Here is the link https://www.theatlantic.com/issues/2004/01/sotu-address.htm (requires registration)
This thread might evoke discussion about techniques of annotation and rhetoric, not about partisan views.
-- Edward Tufte
Microsoft's Comment function provides a fantastic way of annnotating texts. A slight visual signal (a footnote mark or highlighting on a word/phrase) cues that there is more to be seen. By floating the cursor over the comment notation, the comment pops up after a short pause.
The benefit to this is that 1) it does not necessitate moving your eyes from the original text in any way. The text can be read through in one flow without any annotation, specific annotations can be immediately viewed by the reader without changing location of attention (as opposed to a sidebar). 2)It also requires no matching or reference: a heavily annotated text is as easy to view as a non-annotated, since to view annotation, one simply "touches" where the notation is - no numerical reference necessary.
Obviously, the downside is that it is electronic, not print.
-- Daniel Egan (email)
I've used Adobe Acrobat to annotate narratives, and sometimes graphical images. Of course, the document has to be converted (or already be) into the PDF format first.

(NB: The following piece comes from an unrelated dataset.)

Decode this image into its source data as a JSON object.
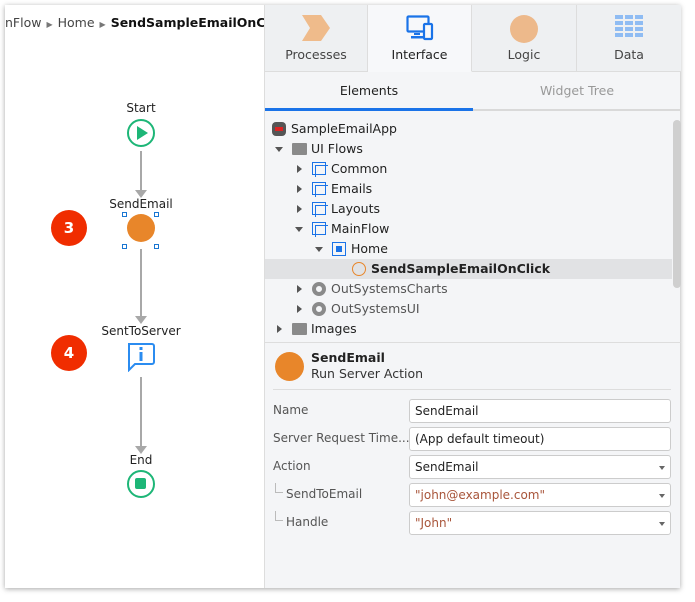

-- Gene Prescott (email)
It's nice to be able to read the commentaries running along with the text of the speech. But I found it difficult to differentiate the notes from the body of the address. With both text and commentary in the same typeface and size, the only difference is that the commentaries are set in italic and marked by brackets, making it all just run together. Better typography would make both easier to follow. One option is the side note layout noted by Dr. Tufte above. As some of the commentaries are quite a bit longer that their accompanying text, this may make for a fair bit of jumping back and forth from speech to notes. I've reset a page's worth below in a sort of hybrid, with inset comments set in a different face, size and color and hanging just below the text. (The paragraphs are as laid out in the article). This seems to better allow for the flow of the speech and nicely sets off the commentary, making both easier to read.
-- Steve Sprague (email)

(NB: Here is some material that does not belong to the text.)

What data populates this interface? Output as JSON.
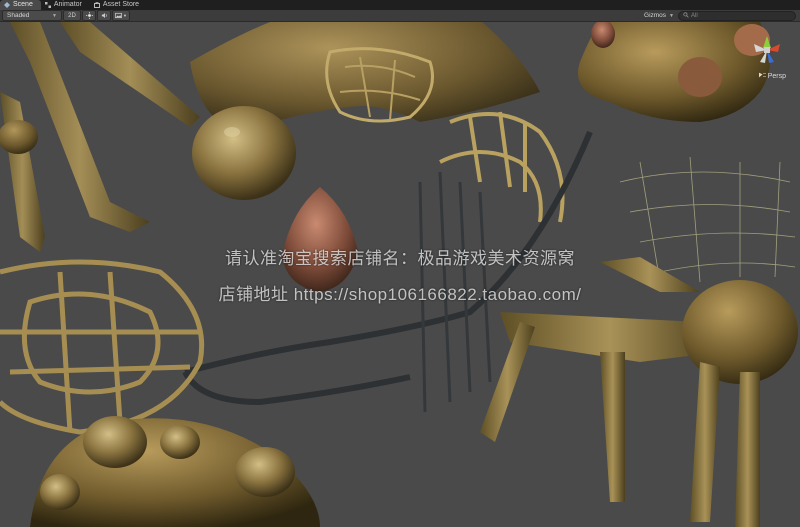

I've always been fascinated by the arrangement of text / commentary on pages of the Talmud; significance is conveyed not only by the use of different scripts but also by the specific placement of text on the page (in the center, towards the outside margin, etc. etc.)
-- Mike Christenson (email)
In college religion courses I used to appreciate The Interpreter's Bible, a multivolume commentary from a Protestant perspective. It divides most pages into 3 zones: a few lines of scriptural text (in English) at the top of the page, a commentary for scholars, and a commentary for writers of sermons. I'm not enough of a scholar (or Protestant) to speak to its quality, but as a student I found it enlightening.
-- Erik Schwab
Take a look at PBS NewsHour's take on annotations of the speech. The annotations appear in simple boxes that float above the noted text. I find it to be very effective.
-- laurabug (email)
Here is an example of putting `out of band' data in context with running content. The example demonstrates the use of a software package for LaTeX. Despite the name `todonotes', I think this package is a decent way of approaching the problem. It combines effective use of margins with color-coding and physical links between the margin notes and their relevant subject in the text. Of course, color choices could lead to some design misfeatures, but such is the nature of sharp tools.
-- Jorden Mauro (email)